------ DATASET ------
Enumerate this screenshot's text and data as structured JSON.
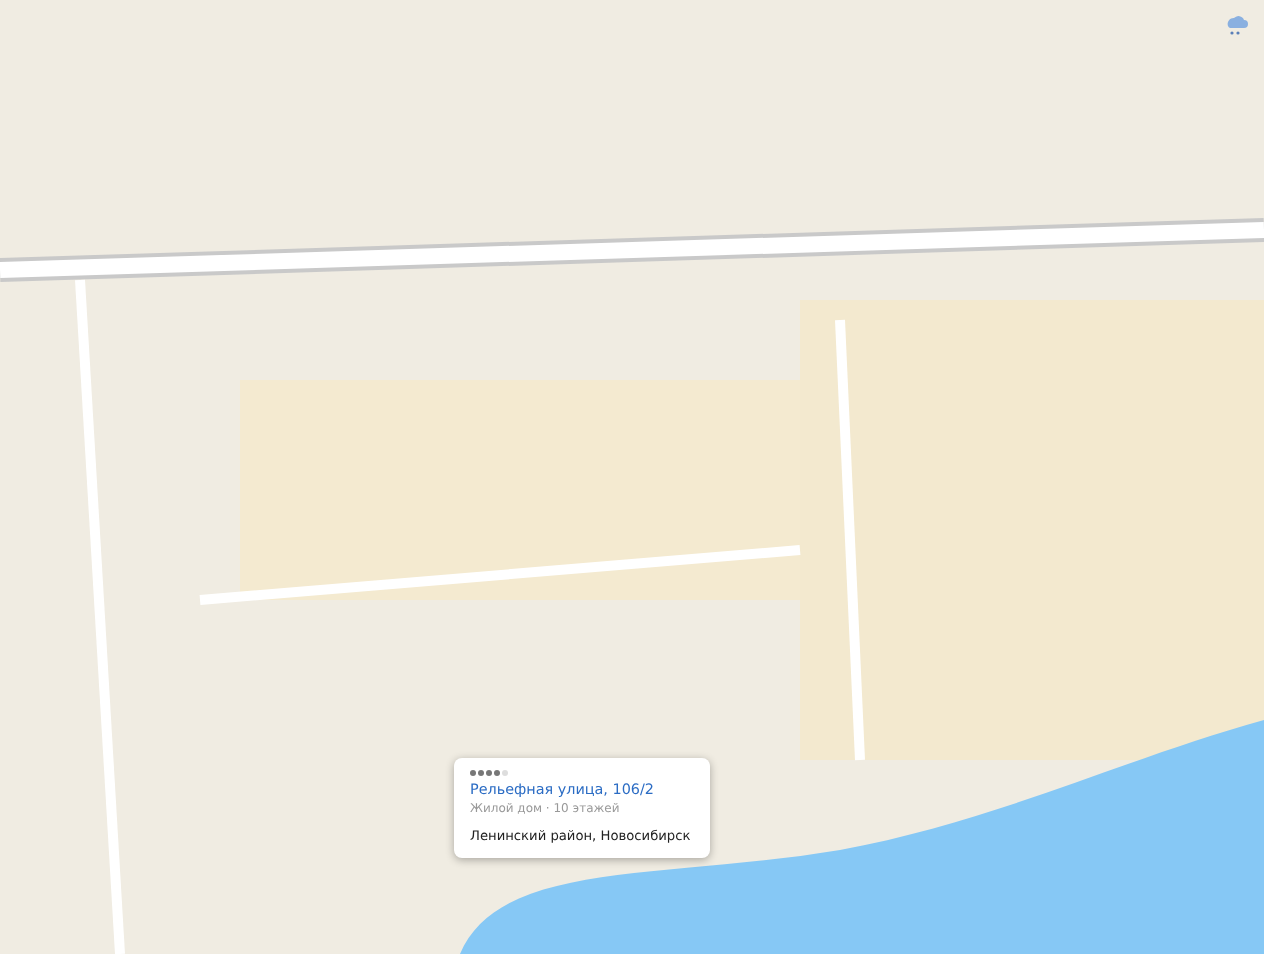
{
  "place_card": {
    "stars": 4,
    "address": "Рельефная улица, 106/2",
    "details": "Жилой дом · 10 этажей",
    "district": "Ленинский район, Новосибирск"
  }
}
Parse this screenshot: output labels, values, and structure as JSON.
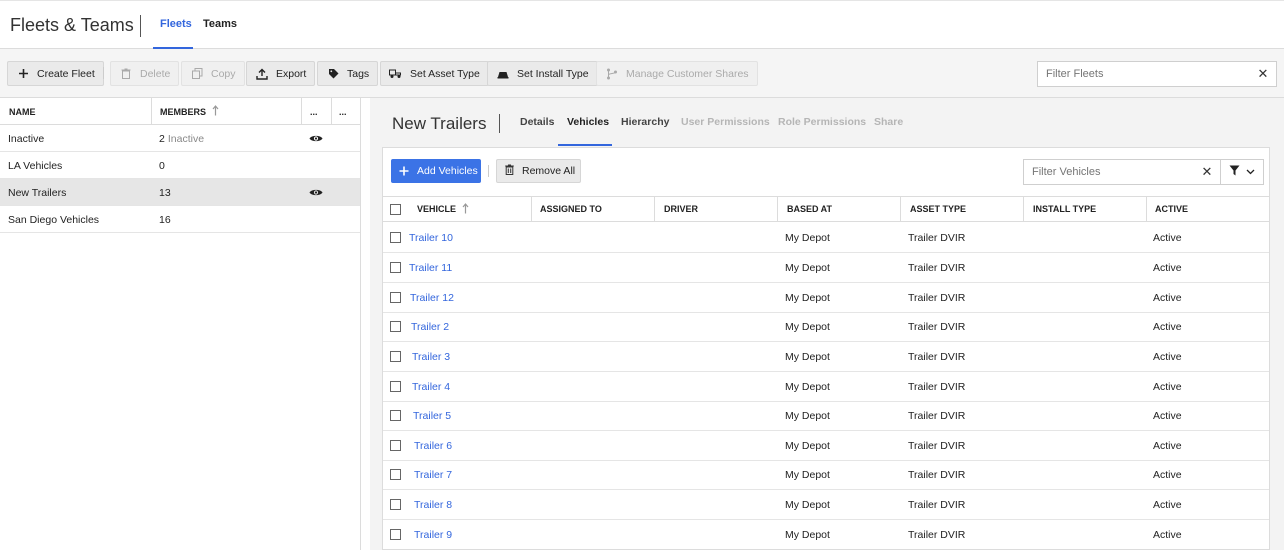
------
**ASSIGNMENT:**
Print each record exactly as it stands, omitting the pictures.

**OUTPUT OF THE TASK:**
Enumerate this screenshot's text and data as structured JSON.
{
  "place_card": {
    "stars": 4,
    "address": "Рельефная улица, 106/2",
    "details": "Жилой дом · 10 этажей",
    "district": "Ленинский район, Новосибирск"
  }
}
Parse this screenshot: output labels, values, and structure as JSON.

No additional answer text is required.